## WORK TO COMPLETE:
Tally the lines in the material below that hold the string "Disables" and report the tally alone.

## DATA PROVIDED:
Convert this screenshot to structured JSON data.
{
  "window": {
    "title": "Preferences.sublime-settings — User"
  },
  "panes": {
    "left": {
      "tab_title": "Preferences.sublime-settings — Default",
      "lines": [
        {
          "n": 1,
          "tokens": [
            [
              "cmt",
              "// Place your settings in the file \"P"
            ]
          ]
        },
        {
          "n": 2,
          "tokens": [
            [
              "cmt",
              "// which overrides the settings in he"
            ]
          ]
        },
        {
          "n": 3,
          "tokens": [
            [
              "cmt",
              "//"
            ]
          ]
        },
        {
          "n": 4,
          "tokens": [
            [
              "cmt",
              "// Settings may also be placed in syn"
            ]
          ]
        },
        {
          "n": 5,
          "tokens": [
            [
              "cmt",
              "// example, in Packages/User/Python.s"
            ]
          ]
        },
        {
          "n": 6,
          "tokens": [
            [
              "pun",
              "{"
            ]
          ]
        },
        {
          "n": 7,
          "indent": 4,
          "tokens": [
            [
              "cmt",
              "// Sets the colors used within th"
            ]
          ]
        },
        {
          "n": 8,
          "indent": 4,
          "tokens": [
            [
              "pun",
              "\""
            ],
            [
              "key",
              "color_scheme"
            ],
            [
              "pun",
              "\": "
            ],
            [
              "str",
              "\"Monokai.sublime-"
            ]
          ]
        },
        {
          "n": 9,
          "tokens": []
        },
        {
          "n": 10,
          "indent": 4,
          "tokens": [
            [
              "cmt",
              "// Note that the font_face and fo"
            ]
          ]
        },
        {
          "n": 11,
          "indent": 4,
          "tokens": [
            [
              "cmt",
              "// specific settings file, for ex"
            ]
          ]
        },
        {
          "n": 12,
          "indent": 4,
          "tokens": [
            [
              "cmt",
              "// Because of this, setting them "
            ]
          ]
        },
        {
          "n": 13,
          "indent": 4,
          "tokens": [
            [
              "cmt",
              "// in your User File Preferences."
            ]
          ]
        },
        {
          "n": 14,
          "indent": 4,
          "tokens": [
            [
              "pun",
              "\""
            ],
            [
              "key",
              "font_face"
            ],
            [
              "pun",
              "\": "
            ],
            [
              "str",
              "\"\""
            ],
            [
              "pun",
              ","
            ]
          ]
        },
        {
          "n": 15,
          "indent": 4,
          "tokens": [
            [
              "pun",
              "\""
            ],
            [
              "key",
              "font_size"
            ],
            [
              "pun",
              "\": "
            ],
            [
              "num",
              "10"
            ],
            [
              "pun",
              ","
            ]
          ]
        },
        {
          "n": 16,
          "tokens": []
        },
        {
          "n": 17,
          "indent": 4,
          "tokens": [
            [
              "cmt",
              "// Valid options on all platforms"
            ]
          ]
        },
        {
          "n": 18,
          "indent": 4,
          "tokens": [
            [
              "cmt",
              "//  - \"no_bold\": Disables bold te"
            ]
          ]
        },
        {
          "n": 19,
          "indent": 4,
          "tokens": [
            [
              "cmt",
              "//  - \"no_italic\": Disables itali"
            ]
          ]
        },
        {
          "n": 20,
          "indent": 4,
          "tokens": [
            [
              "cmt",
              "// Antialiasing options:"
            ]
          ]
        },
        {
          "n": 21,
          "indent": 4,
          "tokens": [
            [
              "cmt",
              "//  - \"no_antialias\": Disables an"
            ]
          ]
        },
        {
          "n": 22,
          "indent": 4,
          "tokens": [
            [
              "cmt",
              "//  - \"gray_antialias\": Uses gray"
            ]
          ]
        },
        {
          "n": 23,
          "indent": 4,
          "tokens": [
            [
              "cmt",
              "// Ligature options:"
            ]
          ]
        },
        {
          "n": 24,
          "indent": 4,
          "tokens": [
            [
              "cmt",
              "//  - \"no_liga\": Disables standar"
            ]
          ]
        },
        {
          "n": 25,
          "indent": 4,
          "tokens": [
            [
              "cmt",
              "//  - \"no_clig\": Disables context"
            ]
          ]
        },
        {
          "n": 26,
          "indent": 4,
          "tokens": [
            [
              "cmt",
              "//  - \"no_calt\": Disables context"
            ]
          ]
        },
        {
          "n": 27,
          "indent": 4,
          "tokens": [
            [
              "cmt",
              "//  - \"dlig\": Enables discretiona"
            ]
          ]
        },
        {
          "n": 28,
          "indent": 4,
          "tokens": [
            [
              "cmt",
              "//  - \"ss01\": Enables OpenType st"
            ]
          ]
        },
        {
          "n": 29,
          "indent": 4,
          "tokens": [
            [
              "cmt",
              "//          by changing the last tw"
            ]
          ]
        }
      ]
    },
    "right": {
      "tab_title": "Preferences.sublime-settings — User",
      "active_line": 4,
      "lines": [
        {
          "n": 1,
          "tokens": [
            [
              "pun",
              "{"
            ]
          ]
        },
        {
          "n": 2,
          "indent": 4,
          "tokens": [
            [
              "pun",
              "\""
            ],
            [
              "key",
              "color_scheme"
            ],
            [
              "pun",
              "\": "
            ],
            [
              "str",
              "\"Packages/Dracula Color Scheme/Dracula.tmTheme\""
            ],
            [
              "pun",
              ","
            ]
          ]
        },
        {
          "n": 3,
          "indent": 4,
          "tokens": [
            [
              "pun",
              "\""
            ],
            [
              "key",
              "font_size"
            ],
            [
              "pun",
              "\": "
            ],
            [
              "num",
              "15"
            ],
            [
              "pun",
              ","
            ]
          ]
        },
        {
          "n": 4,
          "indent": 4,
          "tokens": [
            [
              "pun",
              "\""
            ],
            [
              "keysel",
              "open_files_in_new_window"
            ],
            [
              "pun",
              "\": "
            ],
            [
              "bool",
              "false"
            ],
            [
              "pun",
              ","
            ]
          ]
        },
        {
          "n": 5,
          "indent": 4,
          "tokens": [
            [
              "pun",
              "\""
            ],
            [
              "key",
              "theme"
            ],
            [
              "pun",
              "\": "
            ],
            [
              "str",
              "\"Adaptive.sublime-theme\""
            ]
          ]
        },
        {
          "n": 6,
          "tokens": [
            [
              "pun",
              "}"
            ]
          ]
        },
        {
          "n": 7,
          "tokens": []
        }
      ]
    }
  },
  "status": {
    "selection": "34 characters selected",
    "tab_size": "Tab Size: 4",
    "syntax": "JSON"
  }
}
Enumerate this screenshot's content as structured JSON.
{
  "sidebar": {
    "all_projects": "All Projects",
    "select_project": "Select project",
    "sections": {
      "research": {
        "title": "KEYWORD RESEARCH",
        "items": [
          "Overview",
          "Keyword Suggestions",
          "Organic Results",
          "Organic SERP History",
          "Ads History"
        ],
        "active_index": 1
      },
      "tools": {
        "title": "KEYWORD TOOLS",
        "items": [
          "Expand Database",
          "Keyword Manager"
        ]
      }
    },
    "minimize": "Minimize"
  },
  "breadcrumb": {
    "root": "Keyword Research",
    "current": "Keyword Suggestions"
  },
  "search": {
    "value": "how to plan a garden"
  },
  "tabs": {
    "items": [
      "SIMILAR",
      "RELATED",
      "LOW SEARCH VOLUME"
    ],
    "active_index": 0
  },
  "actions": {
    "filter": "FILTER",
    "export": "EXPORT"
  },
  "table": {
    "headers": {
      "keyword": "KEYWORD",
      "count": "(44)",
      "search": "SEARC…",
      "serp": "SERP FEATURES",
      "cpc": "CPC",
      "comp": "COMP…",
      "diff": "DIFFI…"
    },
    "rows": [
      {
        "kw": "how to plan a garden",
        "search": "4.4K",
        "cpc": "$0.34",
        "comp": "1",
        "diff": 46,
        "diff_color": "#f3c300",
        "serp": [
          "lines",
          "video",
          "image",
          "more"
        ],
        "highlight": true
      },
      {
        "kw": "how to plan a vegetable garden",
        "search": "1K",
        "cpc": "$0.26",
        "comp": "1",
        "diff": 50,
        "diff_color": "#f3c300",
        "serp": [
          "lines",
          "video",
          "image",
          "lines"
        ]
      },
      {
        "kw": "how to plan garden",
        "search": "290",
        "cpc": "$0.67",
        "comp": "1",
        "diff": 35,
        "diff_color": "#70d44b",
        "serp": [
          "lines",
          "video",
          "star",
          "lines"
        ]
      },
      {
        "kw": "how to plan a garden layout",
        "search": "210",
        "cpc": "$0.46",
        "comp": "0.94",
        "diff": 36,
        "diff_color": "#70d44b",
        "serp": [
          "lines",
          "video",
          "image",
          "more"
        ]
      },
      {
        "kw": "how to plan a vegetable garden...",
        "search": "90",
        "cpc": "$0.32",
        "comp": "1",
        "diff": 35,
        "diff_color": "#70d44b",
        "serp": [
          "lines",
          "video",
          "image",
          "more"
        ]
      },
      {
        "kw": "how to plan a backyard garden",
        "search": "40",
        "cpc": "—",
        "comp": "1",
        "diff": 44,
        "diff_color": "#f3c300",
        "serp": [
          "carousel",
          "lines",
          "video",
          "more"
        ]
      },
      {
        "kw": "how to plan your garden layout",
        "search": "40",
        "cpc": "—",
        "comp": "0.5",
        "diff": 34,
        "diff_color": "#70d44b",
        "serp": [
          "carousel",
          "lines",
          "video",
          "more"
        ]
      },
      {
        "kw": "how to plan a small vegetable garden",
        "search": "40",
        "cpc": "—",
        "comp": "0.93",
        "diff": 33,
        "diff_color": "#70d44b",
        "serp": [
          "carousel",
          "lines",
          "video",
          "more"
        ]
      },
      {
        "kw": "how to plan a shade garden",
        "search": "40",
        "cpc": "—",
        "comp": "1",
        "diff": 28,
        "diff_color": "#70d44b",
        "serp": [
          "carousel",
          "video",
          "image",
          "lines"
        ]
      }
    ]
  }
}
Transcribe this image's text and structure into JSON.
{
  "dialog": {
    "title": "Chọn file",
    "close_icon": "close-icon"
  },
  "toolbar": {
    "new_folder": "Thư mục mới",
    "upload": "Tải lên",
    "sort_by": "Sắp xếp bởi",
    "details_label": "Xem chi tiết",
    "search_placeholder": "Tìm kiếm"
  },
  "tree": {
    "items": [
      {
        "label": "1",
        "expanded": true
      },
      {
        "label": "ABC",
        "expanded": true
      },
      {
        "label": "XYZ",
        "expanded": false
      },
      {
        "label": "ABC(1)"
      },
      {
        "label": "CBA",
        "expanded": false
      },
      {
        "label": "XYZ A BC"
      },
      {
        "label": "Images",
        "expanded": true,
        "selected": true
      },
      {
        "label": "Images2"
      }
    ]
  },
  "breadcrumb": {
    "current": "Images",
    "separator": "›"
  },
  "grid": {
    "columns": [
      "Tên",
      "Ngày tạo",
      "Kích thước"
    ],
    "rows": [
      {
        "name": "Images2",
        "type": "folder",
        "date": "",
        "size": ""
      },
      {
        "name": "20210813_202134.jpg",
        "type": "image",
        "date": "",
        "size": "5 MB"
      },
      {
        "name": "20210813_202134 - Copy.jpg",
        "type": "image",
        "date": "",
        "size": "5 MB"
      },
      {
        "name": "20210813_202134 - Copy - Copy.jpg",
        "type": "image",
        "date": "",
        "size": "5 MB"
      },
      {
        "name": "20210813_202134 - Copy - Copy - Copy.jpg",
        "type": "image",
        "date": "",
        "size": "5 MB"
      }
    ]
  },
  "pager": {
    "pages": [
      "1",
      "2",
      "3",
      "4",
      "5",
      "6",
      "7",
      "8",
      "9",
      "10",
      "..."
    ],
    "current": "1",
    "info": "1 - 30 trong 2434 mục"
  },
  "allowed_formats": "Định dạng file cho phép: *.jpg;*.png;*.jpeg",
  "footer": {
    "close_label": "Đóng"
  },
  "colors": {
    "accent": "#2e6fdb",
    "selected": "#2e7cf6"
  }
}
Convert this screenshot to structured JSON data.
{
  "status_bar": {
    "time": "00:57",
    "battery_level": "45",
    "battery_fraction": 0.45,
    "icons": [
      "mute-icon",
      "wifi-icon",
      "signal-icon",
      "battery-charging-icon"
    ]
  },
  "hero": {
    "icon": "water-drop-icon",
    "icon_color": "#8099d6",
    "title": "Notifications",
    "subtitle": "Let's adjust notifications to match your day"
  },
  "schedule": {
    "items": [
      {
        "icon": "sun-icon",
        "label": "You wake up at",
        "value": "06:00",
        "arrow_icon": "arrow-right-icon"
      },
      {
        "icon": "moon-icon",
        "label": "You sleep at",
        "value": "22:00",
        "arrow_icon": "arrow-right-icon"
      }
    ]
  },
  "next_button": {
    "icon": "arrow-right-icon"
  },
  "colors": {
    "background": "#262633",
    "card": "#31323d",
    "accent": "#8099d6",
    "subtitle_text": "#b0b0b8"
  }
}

## WRITTEN SOLUTION:
6